■ **Required work**
Every entry must appear in the output exactly as it does here.

■ **The data**
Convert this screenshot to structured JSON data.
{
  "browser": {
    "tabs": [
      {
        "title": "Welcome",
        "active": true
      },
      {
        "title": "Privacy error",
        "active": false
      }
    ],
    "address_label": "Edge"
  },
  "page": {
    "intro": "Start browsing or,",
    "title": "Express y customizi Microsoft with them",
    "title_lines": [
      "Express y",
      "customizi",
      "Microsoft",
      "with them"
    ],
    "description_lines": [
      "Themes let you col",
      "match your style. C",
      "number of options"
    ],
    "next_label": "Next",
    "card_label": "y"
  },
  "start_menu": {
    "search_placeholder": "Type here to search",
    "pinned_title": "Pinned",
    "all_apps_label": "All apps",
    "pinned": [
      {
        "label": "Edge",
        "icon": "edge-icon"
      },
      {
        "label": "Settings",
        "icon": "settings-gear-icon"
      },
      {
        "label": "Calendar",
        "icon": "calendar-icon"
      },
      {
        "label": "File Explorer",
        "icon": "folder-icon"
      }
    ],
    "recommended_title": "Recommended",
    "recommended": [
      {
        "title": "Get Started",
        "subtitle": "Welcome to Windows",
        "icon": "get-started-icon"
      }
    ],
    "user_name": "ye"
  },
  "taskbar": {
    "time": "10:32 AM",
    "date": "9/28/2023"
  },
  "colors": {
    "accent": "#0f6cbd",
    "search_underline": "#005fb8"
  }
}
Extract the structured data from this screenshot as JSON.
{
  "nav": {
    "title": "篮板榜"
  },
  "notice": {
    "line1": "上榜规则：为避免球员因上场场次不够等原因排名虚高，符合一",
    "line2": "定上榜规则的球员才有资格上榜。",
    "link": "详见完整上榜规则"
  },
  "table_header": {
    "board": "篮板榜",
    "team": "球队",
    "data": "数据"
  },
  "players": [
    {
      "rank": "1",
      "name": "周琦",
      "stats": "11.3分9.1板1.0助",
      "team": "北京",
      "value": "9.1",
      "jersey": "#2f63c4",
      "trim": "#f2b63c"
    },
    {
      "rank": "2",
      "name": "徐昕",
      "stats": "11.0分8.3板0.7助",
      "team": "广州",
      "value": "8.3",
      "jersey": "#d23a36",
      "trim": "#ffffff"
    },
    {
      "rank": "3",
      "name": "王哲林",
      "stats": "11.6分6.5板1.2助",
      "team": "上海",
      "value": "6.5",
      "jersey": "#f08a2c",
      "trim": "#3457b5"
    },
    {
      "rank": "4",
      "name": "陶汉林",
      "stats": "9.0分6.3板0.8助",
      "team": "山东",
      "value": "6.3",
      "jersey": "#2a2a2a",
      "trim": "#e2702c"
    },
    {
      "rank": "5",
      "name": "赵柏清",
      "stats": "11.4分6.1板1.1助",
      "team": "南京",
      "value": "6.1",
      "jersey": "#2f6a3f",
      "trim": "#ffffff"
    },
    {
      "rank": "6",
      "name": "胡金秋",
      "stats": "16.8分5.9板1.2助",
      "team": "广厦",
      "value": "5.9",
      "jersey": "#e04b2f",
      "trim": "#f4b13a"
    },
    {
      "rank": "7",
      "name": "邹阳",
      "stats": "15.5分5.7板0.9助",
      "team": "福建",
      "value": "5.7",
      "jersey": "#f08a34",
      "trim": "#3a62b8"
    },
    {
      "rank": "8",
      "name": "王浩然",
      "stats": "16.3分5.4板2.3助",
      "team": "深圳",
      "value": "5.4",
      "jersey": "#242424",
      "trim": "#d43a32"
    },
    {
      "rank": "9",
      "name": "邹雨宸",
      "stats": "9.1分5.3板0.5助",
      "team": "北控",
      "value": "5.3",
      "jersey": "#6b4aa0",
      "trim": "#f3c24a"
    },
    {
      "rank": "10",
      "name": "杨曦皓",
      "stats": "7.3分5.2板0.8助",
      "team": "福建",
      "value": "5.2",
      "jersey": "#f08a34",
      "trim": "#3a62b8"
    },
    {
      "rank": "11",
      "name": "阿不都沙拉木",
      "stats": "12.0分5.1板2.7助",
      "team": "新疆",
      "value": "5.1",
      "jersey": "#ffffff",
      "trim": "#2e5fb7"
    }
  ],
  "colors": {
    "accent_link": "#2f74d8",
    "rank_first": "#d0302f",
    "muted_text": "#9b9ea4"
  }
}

■ **Solved exercise**
Convert this screenshot to structured JSON data.
{
  "browser": {
    "tabs": [
      {
        "title": "Welcome",
        "active": true
      },
      {
        "title": "Privacy error",
        "active": false
      }
    ],
    "address_label": "Edge"
  },
  "page": {
    "intro": "Start browsing or,",
    "title": "Express y customizi Microsoft with them",
    "title_lines": [
      "Express y",
      "customizi",
      "Microsoft",
      "with them"
    ],
    "description_lines": [
      "Themes let you col",
      "match your style. C",
      "number of options"
    ],
    "next_label": "Next",
    "card_label": "y"
  },
  "start_menu": {
    "search_placeholder": "Type here to search",
    "pinned_title": "Pinned",
    "all_apps_label": "All apps",
    "pinned": [
      {
        "label": "Edge",
        "icon": "edge-icon"
      },
      {
        "label": "Settings",
        "icon": "settings-gear-icon"
      },
      {
        "label": "Calendar",
        "icon": "calendar-icon"
      },
      {
        "label": "File Explorer",
        "icon": "folder-icon"
      }
    ],
    "recommended_title": "Recommended",
    "recommended": [
      {
        "title": "Get Started",
        "subtitle": "Welcome to Windows",
        "icon": "get-started-icon"
      }
    ],
    "user_name": "ye"
  },
  "taskbar": {
    "time": "10:32 AM",
    "date": "9/28/2023"
  },
  "colors": {
    "accent": "#0f6cbd",
    "search_underline": "#005fb8"
  }
}
Extract the structured data from this screenshot as JSON.
{
  "nav": {
    "title": "篮板榜"
  },
  "notice": {
    "line1": "上榜规则：为避免球员因上场场次不够等原因排名虚高，符合一",
    "line2": "定上榜规则的球员才有资格上榜。",
    "link": "详见完整上榜规则"
  },
  "table_header": {
    "board": "篮板榜",
    "team": "球队",
    "data": "数据"
  },
  "players": [
    {
      "rank": "1",
      "name": "周琦",
      "stats": "11.3分9.1板1.0助",
      "team": "北京",
      "value": "9.1",
      "jersey": "#2f63c4",
      "trim": "#f2b63c"
    },
    {
      "rank": "2",
      "name": "徐昕",
      "stats": "11.0分8.3板0.7助",
      "team": "广州",
      "value": "8.3",
      "jersey": "#d23a36",
      "trim": "#ffffff"
    },
    {
      "rank": "3",
      "name": "王哲林",
      "stats": "11.6分6.5板1.2助",
      "team": "上海",
      "value": "6.5",
      "jersey": "#f08a2c",
      "trim": "#3457b5"
    },
    {
      "rank": "4",
      "name": "陶汉林",
      "stats": "9.0分6.3板0.8助",
      "team": "山东",
      "value": "6.3",
      "jersey": "#2a2a2a",
      "trim": "#e2702c"
    },
    {
      "rank": "5",
      "name": "赵柏清",
      "stats": "11.4分6.1板1.1助",
      "team": "南京",
      "value": "6.1",
      "jersey": "#2f6a3f",
      "trim": "#ffffff"
    },
    {
      "rank": "6",
      "name": "胡金秋",
      "stats": "16.8分5.9板1.2助",
      "team": "广厦",
      "value": "5.9",
      "jersey": "#e04b2f",
      "trim": "#f4b13a"
    },
    {
      "rank": "7",
      "name": "邹阳",
      "stats": "15.5分5.7板0.9助",
      "team": "福建",
      "value": "5.7",
      "jersey": "#f08a34",
      "trim": "#3a62b8"
    },
    {
      "rank": "8",
      "name": "王浩然",
      "stats": "16.3分5.4板2.3助",
      "team": "深圳",
      "value": "5.4",
      "jersey": "#242424",
      "trim": "#d43a32"
    },
    {
      "rank": "9",
      "name": "邹雨宸",
      "stats": "9.1分5.3板0.5助",
      "team": "北控",
      "value": "5.3",
      "jersey": "#6b4aa0",
      "trim": "#f3c24a"
    },
    {
      "rank": "10",
      "name": "杨曦皓",
      "stats": "7.3分5.2板0.8助",
      "team": "福建",
      "value": "5.2",
      "jersey": "#f08a34",
      "trim": "#3a62b8"
    },
    {
      "rank": "11",
      "name": "阿不都沙拉木",
      "stats": "12.0分5.1板2.7助",
      "team": "新疆",
      "value": "5.1",
      "jersey": "#ffffff",
      "trim": "#2e5fb7"
    }
  ],
  "colors": {
    "accent_link": "#2f74d8",
    "rank_first": "#d0302f",
    "muted_text": "#9b9ea4"
  }
}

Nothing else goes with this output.